The University of Sydney’s GEWL Research Initiative offers unique, research-led insights, developed using new workplace data to deliver effective gender equality measures. This initiative will bring together world-leading research capability with practical, evidence-based analysis working across three themes:
- Designing gender equality into the future of work
- Addressing gender disparities to build equal, sustainable career opportunities
- Building alignment in work and care regimes that work for women, men and workplaces
The Director of the initiative, Rae Cooper AO, Professor of Gender, Work and Employment Relations at the University of Sydney Business School said:
A gender-blind approach to the future of work by organisations, governments and unions will put a brake on Australia’s economic growth and prosperity. It will compromise the efficiency of our labour markets, constrain productivity, and limit well-being while increasing economic insecurity, and reducing labour force participation for women.
“Our approach is rigorous, practical, inclusive and targeted. This new initiative offers research-led insights using the latest workplace data to support employers, employees, unions, households, the Australian economy and society to be more inclusive, resilient and prosperous.”

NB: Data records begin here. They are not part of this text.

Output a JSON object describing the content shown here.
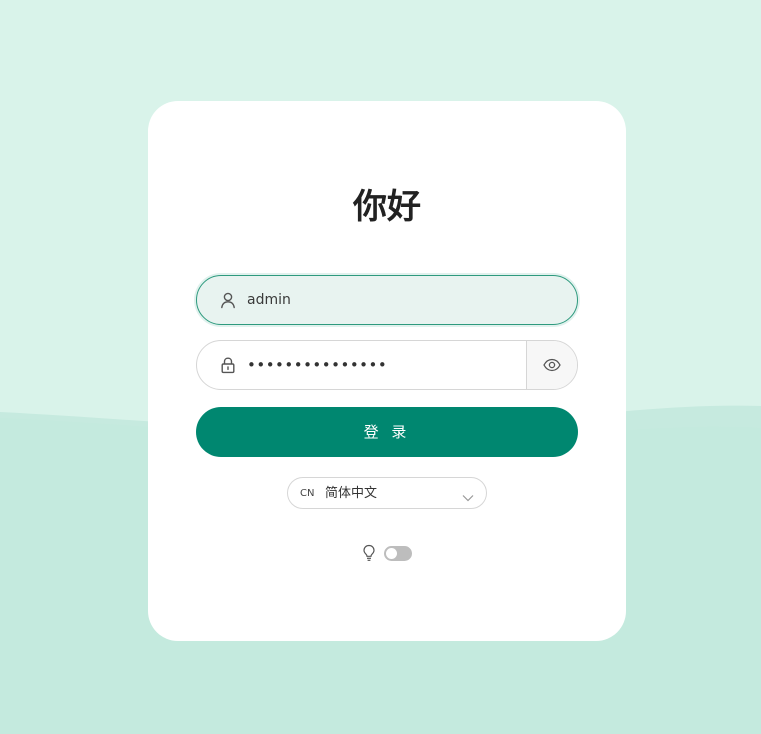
{
  "login": {
    "title": "你好",
    "username_value": "admin",
    "password_masked": "•••••••••••••••",
    "submit_label": "登 录"
  },
  "language": {
    "code": "CN",
    "selected": "简体中文"
  },
  "theme": {
    "dark_mode_enabled": false
  },
  "icons": {
    "username": "user-icon",
    "password": "lock-icon",
    "show_password": "eye-icon",
    "dropdown": "chevron-down-icon",
    "theme": "lightbulb-icon"
  },
  "colors": {
    "background": "#d9f3ea",
    "wave": "#c6eadf",
    "primary": "#008770",
    "focus_border": "#2e9a7e",
    "card": "#ffffff"
  }
}
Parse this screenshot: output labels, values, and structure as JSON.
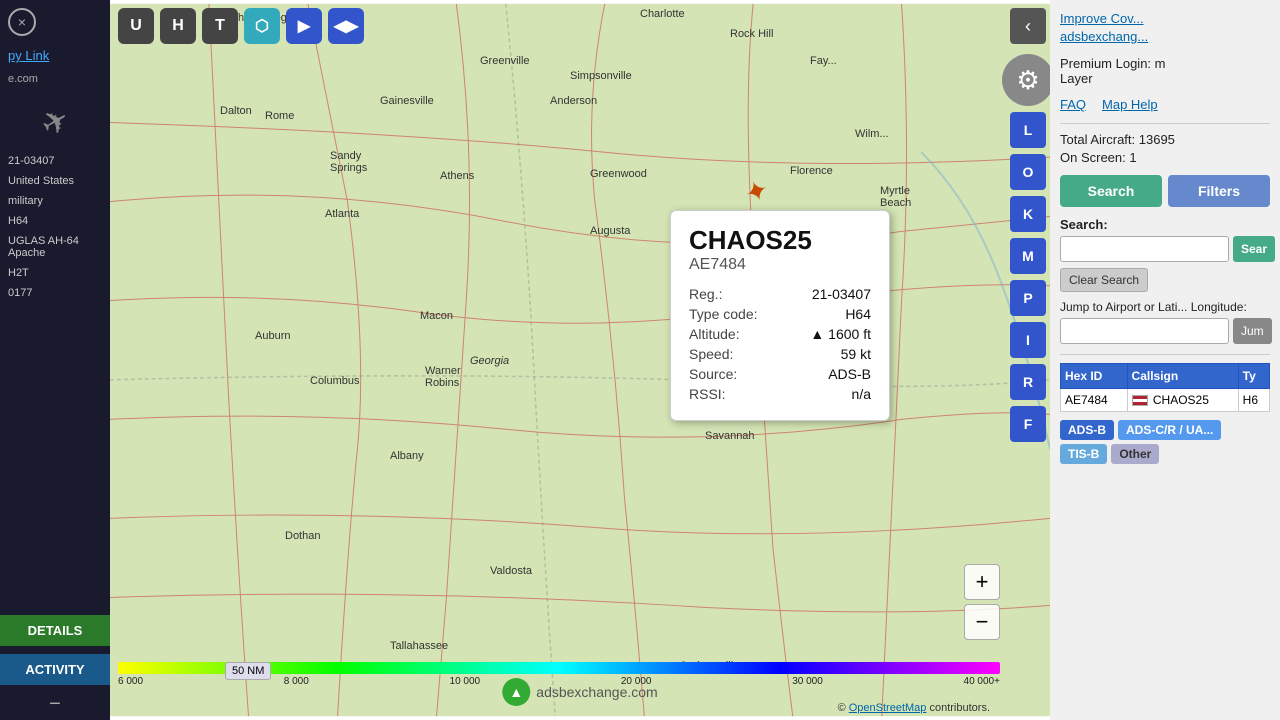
{
  "left_panel": {
    "close_btn": "×",
    "link_text": "py Link",
    "url": "e.com",
    "aircraft_icon": "✈",
    "reg": "21-03407",
    "country": "United States",
    "category": "military",
    "type": "H64",
    "name": "UGLAS AH-64 Apache",
    "squawk": "H2T",
    "mode_s": "0177",
    "details_btn": "DETAILS",
    "activity_btn": "ACTIVITY",
    "minus": "−"
  },
  "top_nav": {
    "btn_u": "U",
    "btn_h": "H",
    "btn_t": "T",
    "btn_layers": "⬡",
    "btn_next": "▶",
    "btn_swap": "◀▶"
  },
  "popup": {
    "callsign": "CHAOS25",
    "hex": "AE7484",
    "reg_label": "Reg.:",
    "reg_value": "21-03407",
    "type_label": "Type code:",
    "type_value": "H64",
    "alt_label": "Altitude:",
    "alt_indicator": "▲",
    "alt_value": "1600 ft",
    "speed_label": "Speed:",
    "speed_value": "59 kt",
    "source_label": "Source:",
    "source_value": "ADS-B",
    "rssi_label": "RSSI:",
    "rssi_value": "n/a"
  },
  "map_sidebar": {
    "btn_back": "‹",
    "btn_l": "L",
    "btn_o": "O",
    "btn_k": "K",
    "btn_m": "M",
    "btn_p": "P",
    "btn_i": "I",
    "btn_r": "R",
    "btn_f": "F"
  },
  "alt_bar": {
    "labels": [
      "6 000",
      "8 000",
      "10 000",
      "20 000",
      "30 000",
      "40 000+"
    ]
  },
  "range_label": "50 NM",
  "watermark": "adsbexchange.com",
  "attribution": "© OpenStreetMap contributors.",
  "right_panel": {
    "link1": "Improve Cov...",
    "link2": "adsbexchang...",
    "premium_label": "Premium Login: m",
    "layer_label": "Layer",
    "faq_label": "FAQ",
    "map_help_label": "Map Help",
    "total_label": "Total Aircraft:",
    "total_value": "13695",
    "on_screen_label": "On Screen:",
    "on_screen_value": "1",
    "search_btn": "Search",
    "filters_btn": "Filters",
    "search_label": "Search:",
    "search_placeholder": "",
    "search_go": "Sear",
    "clear_search_btn": "Clear Search",
    "jump_label": "Jump to Airport or Lati... Longitude:",
    "jump_placeholder": "",
    "jump_btn": "Jum",
    "table_headers": [
      "Hex ID",
      "Callsign",
      "Ty"
    ],
    "table_rows": [
      {
        "hex": "AE7484",
        "flag": "us",
        "callsign": "CHAOS25",
        "type": "H6"
      }
    ],
    "source_tags": [
      "ADS-B",
      "ADS-C/R / UA...",
      "TIS-B",
      "Other"
    ]
  }
}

Through partnerships with business and government the GEWL Initiative aims to aid gender equality in working life through research that provides insight into working lives across all industries, sectors and employment levels while identifying drivers and obstacles, and offering independent, research-based solutions.
“The GEWL Research Team offers a focal point for collaboration between leading scholars, business practitioners and policymakers to explore, understand and respond to factors affecting women, men, work, employment, family, and community,” said Associate Professor Elizabeth Hill.
“Recent public and political debates about the future of work, family leave, industrial relations, access to childcare, declining birth rates and low levels of female representation on company boards, highlight the need for quality research in this field.
“We engage closely with debates about trends impacting the workforce and bridge the gap between academia and policy.”
Removing the barriers and disincentives to women's full workforce participation could add up to $25 billion per annum to the Australian economy. It will boost productivity, drive inclusive workplaces and reduce social inequalities. Action to address the pervasive drivers of workplace gender inequality is urgently required to build back better and fairer from the COVID pandemic.